Despite these limitations, the present work advances our understanding of HRV as an adaptive indicator of effective emotion regulation, especially in the context of an anger-inducing event. Future research might explore reappraisal training on long-term changes in HRV. Suggestive evidence is provided by research reporting increased HRV following the successful treatment of depression (Balogh et al. 1993). Thus incorporating reappraisal into an anger treatment intervention might not only facilitate mental health, but cardiovascular health as well.


Participants also completed a second manipulation check item for reappraisal (i.e., “I thought about the positive aspects of the event”) but this did not form a reliable composite with the “objective perspective” item (α = .53). We therefore relied on the latter item as it accurately captures the essence of cognitive reappraisal.



Funding was provided by an Australian Research Council Discovery Project grant to all three authors. Thank you to Carolyn Lorian and Sonja Memedovic for help with data collection and analyses.

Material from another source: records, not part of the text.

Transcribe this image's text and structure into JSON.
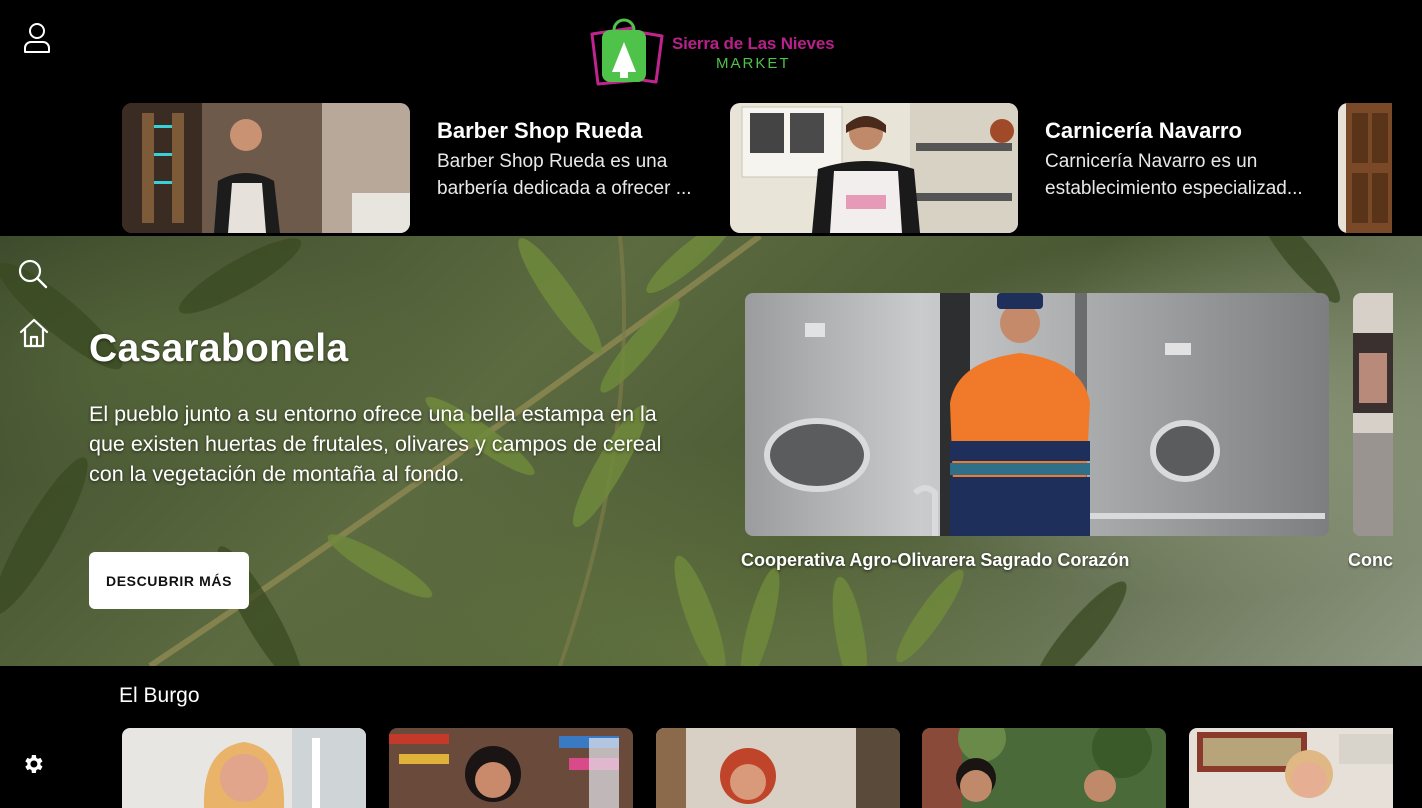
{
  "header": {
    "logo_title": "Sierra de Las Nieves",
    "logo_subtitle": "MARKET",
    "colors": {
      "brand_pink": "#b8208a",
      "brand_green": "#4fc24a"
    }
  },
  "top_carousel": [
    {
      "title": "Barber Shop Rueda",
      "desc_line1": " Barber Shop Rueda es una",
      "desc_line2": "barbería dedicada a ofrecer ..."
    },
    {
      "title": "Carnicería Navarro",
      "desc_line1": "Carnicería Navarro es un",
      "desc_line2": "establecimiento especializad..."
    }
  ],
  "hero": {
    "title": "Casarabonela",
    "description": "El pueblo junto a su entorno ofrece una bella estampa en la que existen huertas de frutales, olivares y campos de cereal con la vegetación de montaña al fondo.",
    "button_label": "DESCUBRIR MÁS",
    "feature_caption": "Cooperativa Agro-Olivarera Sagrado Corazón",
    "peek_caption": "Conc"
  },
  "bottom": {
    "section_title": "El Burgo"
  },
  "icons": [
    "user-icon",
    "search-icon",
    "home-icon",
    "settings-icon"
  ]
}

Copyright information

© Springer Science+Business Media, LLC 2011